How a certificate with extended validation makes it easier to phish. But I think the title could be amended—here’s what’s really broken:

On Safari, the URL is completely hidden! This means the attacker does not even need to register a convincing phishing domain. They can register anything, and Safari will happily cover it with a nice green bar.

SSL Issuer Popularity - NetTrack.info

This graph warms the cockles of my heart. It’s so nice to see a genuinely good project like Let’s Encrypt come in and upset the applecart of a sluggish monopolistic industry.

Certified Malice – text/plain

Following from that great post about the “zone of death” in browsers, Eric Law looks at security and trust in a world where certificates are free and easily available …even to the bad guys.

New – AWS Certificate Manager – Deploy SSL/TLS-Based Apps on AWS | AWS Official Blog

If you’re hosting with Amazon, you now get HTTPS for free.

Taking Let’s Encrypt for a Spin - TimKadlec.com

Tim outlines the process for getting up and running with HTTPS using Let’s Encrypt. Looks like it’s pretty straightforward, which is very, very good news.

I’m using the Salter Cane site as a test ground for this. I was able to get everything installed fairly easily. The tricky thing will be having some kind of renewal reminder—the certificates expire after three months.

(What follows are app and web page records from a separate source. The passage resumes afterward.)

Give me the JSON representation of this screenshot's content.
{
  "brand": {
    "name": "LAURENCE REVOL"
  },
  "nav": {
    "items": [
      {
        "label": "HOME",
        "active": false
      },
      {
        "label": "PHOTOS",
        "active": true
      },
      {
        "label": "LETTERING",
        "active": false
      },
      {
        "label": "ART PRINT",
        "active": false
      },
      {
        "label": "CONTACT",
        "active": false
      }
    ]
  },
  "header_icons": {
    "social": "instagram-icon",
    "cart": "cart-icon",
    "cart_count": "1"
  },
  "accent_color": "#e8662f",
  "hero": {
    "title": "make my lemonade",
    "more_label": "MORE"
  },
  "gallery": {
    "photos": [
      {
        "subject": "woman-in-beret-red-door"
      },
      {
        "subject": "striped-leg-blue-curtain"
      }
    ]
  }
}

Still, all the signs are good that HTTPS is about to get a lot less painful.